“Another five hundred francs,” M. Geoffroy went on quietly, “will be yours as soon as the spy is in our hands.”
I did get that further five hundred of course, for M. Charles Saurez was punctual to the minute, and M. Geoffroy was there with the police to apprehend him. But to think that I might have had twenty thousand—!
And I had to give Theodore fifty francs on the transaction, as he threatened me with the police when I talked of giving him the sack.
But we were quite good friends again after that until— But you shall judge.
A FOOL’S PARADISE
Ah! my dear Sir, I cannot tell you how poor we all were in France in that year of grace 1816—so poor, indeed, that a dish of roast pork was looked upon as a feast, and a new gown for the wife an unheard-of luxury.
The war had ruined everyone. Twenty-two years! and hopeless humiliation and defeat at the end of it. The Emperor handed over to the English; a Bourbon sitting on the throne of France; crowds of foreign soldiers still lording it all over the country—until the country had paid its debts to her foreign invaders, and thousands of our own men still straggling home through Germany and Belgium—the remnants of Napoleon’s Grand Army—ex-prisoners of war, or scattered units who had found their weary way home at last, shoeless, coatless, half starved and perished from cold and privations, unfit for housework, for agriculture, or for industry, fit only to follow their fallen hero, as they had done through a quarter of a century, to victory and to death.

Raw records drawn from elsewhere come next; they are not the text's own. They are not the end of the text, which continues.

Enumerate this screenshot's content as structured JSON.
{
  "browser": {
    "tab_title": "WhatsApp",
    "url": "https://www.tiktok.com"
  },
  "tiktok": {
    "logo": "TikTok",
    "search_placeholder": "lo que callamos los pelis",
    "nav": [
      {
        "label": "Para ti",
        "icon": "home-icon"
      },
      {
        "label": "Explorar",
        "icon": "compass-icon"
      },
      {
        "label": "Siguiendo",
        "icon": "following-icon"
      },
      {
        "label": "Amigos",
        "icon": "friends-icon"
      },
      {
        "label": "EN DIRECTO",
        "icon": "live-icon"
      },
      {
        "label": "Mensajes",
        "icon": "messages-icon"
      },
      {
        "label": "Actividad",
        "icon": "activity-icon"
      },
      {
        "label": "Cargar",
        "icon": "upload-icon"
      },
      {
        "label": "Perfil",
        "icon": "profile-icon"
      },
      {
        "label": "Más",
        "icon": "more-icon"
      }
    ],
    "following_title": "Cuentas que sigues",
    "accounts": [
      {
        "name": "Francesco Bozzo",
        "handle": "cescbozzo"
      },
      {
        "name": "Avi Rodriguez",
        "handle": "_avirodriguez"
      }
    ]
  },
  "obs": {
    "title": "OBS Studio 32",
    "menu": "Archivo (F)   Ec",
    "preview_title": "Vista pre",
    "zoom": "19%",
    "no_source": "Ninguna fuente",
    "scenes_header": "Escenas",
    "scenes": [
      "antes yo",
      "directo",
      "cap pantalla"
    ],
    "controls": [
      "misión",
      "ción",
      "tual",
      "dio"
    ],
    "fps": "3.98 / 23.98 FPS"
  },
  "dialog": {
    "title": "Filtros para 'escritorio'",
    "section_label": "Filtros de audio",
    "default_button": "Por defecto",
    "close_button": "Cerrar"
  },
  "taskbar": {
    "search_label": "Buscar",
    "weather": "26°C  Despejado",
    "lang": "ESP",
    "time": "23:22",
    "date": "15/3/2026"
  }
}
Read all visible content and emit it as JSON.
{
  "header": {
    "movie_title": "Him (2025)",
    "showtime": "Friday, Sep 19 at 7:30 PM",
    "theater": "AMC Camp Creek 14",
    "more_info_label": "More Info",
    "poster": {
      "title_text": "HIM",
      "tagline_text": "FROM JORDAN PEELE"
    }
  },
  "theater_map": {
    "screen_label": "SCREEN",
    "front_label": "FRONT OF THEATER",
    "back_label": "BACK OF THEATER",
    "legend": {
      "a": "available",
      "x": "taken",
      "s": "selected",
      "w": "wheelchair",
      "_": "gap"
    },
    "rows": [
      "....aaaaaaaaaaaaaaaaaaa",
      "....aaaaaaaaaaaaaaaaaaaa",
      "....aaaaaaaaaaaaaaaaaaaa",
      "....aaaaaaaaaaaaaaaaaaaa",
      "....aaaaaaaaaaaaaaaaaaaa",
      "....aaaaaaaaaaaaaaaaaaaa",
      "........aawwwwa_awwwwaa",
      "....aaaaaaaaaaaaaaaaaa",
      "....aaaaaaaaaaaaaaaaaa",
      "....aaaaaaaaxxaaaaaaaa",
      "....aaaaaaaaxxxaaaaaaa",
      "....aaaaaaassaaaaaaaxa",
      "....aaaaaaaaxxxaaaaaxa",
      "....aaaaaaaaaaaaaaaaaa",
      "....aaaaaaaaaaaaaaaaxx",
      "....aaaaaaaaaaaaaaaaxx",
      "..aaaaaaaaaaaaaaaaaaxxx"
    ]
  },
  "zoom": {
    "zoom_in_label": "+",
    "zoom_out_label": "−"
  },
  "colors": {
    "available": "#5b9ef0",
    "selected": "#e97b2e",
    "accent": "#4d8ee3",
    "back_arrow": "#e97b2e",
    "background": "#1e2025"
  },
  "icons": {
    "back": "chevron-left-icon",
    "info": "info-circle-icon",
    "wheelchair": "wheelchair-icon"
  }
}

With me, Sir, business in Paris was almost at a standstill. I, who had been the confidential agent of two kings, three democrats and one emperor; I, who had held diplomatic threads in my hands which had caused thrones to totter and tyrants to quake, and who had brought more criminals and intriguers to book than any other man alive—I now sat in my office in the Rue Daunou day after day with never a client to darken my doors, even whilst crime and political intrigue were more rife in Paris than they had been in the most corrupt days of the Revolution and the Consulate.

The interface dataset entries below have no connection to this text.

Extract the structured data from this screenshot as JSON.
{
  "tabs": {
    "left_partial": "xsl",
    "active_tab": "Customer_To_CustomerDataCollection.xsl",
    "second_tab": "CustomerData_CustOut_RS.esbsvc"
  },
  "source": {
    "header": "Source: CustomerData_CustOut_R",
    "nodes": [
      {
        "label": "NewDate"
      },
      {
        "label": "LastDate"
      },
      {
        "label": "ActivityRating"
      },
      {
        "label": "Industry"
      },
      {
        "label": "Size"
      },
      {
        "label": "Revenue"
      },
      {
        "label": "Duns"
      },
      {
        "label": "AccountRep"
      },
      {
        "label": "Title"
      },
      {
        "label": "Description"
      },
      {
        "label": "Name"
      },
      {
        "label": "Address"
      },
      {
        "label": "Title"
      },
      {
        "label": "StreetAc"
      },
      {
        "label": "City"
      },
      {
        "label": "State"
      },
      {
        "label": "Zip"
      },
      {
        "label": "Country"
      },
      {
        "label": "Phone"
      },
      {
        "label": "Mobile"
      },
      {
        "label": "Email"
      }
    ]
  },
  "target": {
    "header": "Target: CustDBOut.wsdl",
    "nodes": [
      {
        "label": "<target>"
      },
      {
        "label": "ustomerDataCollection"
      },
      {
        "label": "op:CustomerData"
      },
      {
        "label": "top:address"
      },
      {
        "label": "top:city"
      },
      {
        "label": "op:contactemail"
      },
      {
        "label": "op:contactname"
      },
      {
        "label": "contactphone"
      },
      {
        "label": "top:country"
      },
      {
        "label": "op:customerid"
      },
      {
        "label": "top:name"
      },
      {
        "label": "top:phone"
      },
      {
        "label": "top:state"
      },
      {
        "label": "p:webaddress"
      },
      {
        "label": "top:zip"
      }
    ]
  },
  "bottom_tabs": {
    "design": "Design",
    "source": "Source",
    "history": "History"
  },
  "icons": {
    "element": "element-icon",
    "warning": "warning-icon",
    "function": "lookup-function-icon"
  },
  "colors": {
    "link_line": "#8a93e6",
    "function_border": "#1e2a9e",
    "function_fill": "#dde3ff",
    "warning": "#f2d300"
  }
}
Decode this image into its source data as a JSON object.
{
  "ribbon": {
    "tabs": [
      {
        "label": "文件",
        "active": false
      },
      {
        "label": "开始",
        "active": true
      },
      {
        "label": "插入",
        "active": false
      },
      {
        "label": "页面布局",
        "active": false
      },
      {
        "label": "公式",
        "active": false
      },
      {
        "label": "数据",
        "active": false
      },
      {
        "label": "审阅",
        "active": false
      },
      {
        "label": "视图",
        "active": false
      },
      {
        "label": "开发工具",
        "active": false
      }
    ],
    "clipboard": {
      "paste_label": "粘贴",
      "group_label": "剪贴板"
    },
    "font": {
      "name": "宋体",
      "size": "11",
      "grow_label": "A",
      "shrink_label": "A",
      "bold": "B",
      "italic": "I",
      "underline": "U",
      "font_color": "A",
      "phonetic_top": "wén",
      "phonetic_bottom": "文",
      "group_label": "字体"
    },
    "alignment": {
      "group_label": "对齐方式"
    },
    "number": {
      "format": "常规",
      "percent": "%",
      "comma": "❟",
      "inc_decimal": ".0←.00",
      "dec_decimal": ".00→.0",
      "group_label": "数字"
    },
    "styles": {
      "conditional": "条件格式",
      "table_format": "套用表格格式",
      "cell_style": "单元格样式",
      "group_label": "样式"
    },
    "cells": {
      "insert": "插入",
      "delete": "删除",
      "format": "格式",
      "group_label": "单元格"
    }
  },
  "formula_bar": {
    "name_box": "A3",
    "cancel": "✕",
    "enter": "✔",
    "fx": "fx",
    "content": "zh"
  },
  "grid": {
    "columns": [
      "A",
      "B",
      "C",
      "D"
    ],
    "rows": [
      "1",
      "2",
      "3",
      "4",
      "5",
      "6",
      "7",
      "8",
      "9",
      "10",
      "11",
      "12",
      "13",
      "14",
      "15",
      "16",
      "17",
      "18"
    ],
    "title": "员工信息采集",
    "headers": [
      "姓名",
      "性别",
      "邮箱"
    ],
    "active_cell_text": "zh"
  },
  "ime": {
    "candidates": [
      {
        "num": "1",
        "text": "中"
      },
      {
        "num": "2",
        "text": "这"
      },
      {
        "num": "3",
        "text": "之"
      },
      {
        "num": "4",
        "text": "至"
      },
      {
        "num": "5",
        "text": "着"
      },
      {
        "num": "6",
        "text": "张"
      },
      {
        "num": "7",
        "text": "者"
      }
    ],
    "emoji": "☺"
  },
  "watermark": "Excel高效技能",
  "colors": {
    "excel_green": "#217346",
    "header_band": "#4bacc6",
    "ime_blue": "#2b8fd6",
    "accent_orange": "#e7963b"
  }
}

I told you, I think, that I had forgiven Theodore his abominable treachery in connexion with the secret naval treaty, and we were the best of friends—that is, outwardly, of course. Within my inmost heart I felt, Sir, that I could never again trust that shameless traitor—that I had in very truth nurtured a serpent in my bosom. But I am proverbially tender-hearted. You will believe me or not, I simply could not turn that vermin out into the street. He deserved it! Oh, even he would have admitted when he was quite sober, which was not often, that I had every right to give him the sack, to send him back to the gutter whence he had come, there to grub once more for scraps of filth and to stretch a half-frozen hand to the charity of the passers by.